Whether or not an asset is “marital” or “nonmarital” is often a key issue in a divorce. Marital assets are generally considered jointly owned by both husband and wife, and it is usually up to the court to decide how those assets will be distributed. Nonmarital assets, however, are considered owned by only one of the spouses and are generally free from distribution in a divorce. You should be aware that liabilities –debts– are treated the same way as assets.
Florida Statute 61.075 addresses this issue and defines marital and nonmarital assets. Marital assets include assets acquired during the marriage, the increase in value of nonmarital assets (if the increase is the result of contribution from both spouses), interspousal gifts during the marriage, and all benefits accrued during the marriage, such as retirement funds, pension, profit sharing, and insurance plans.

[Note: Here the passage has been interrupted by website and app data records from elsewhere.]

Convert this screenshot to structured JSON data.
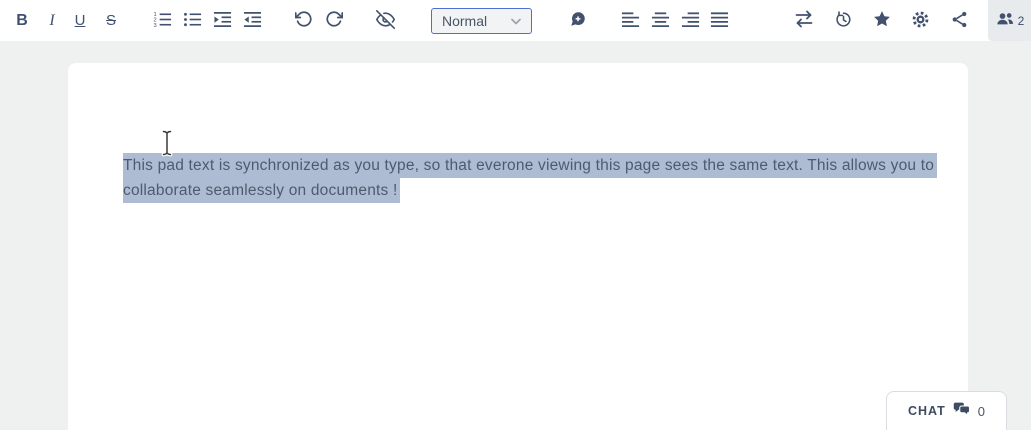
{
  "toolbar": {
    "bold_label": "B",
    "italic_label": "I",
    "underline_label": "U",
    "strikethrough_label": "S",
    "style_select": {
      "value": "Normal"
    },
    "users_count": "2",
    "icons": [
      "bold",
      "italic",
      "underline",
      "strikethrough",
      "ordered-list",
      "unordered-list",
      "indent",
      "outdent",
      "undo",
      "redo",
      "hide-authorship-colors",
      "style-select",
      "add-comment",
      "align-left",
      "align-center",
      "align-right",
      "align-justify",
      "import-export",
      "history",
      "favorite",
      "settings",
      "share",
      "connected-users"
    ]
  },
  "editor": {
    "lines": [
      "This pad text is synchronized as you type, so that everone viewing this page sees the same text. This allows you to",
      "collaborate seamlessly on documents !"
    ]
  },
  "chat": {
    "label": "CHAT",
    "count": "0"
  },
  "colors": {
    "page_background": "#eff1f1",
    "toolbar_background": "#ffffff",
    "icon": "#42526e",
    "selection_highlight": "#adbcd3",
    "editor_text": "#4d5b6d",
    "select_focus_border": "#4d6fd3",
    "active_button_background": "#e8ebee"
  }
}
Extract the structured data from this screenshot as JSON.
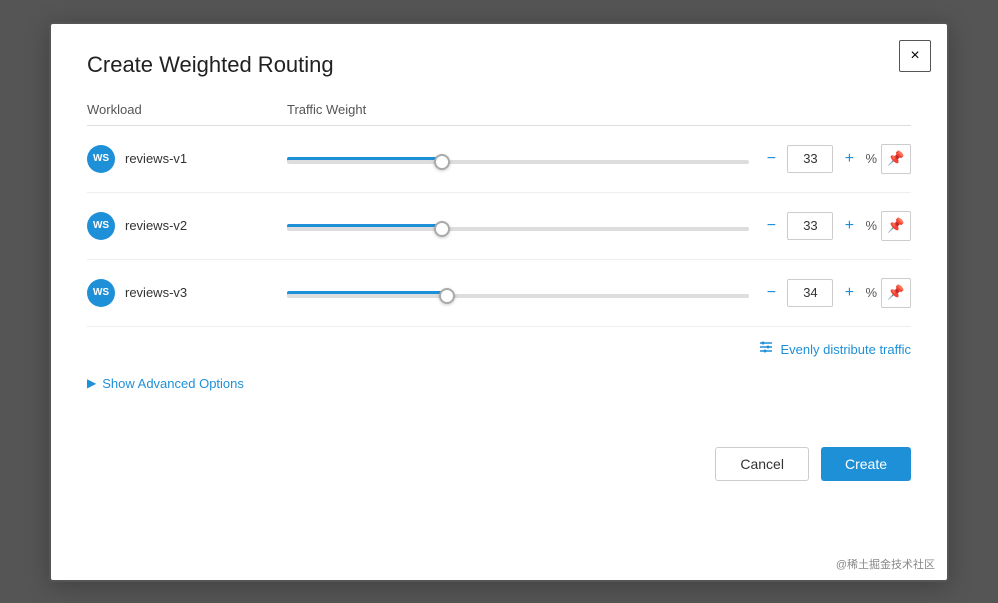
{
  "modal": {
    "title": "Create Weighted Routing",
    "close_label": "×"
  },
  "table": {
    "col_workload": "Workload",
    "col_traffic": "Traffic Weight"
  },
  "rows": [
    {
      "id": "reviews-v1",
      "badge": "WS",
      "name": "reviews-v1",
      "weight": 33,
      "fill_pct": 33
    },
    {
      "id": "reviews-v2",
      "badge": "WS",
      "name": "reviews-v2",
      "weight": 33,
      "fill_pct": 33
    },
    {
      "id": "reviews-v3",
      "badge": "WS",
      "name": "reviews-v3",
      "weight": 34,
      "fill_pct": 34
    }
  ],
  "distribute": {
    "label": "Evenly distribute traffic",
    "icon": "⑃"
  },
  "advanced": {
    "label": "Show Advanced Options"
  },
  "footer": {
    "cancel": "Cancel",
    "create": "Create"
  },
  "watermark": "@稀土掘金技术社区"
}
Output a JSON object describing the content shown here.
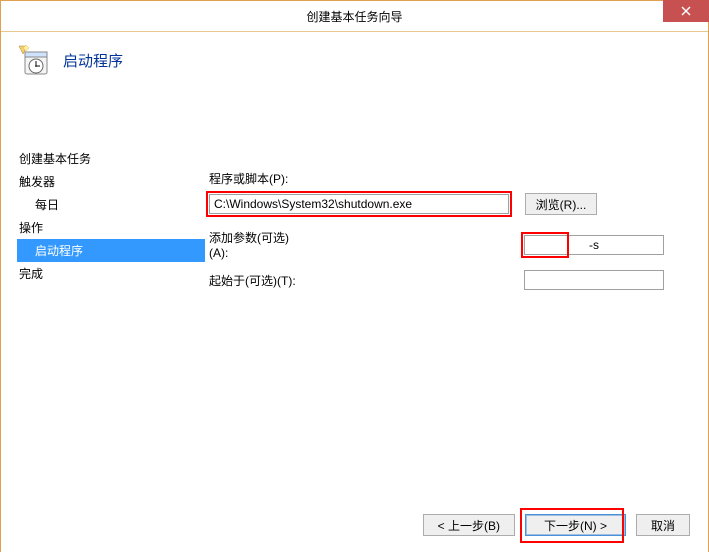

Nonmarital assets include assets acquired prior to the marriage, assets acquired during the marriage by gift or inheritance, assets excluded from being considered marital by written agreement (such as a prenuptial agreement), and income derived from nonmarital assets, unless the income was “treated, used, or relied upon by the parties as a marital asset.”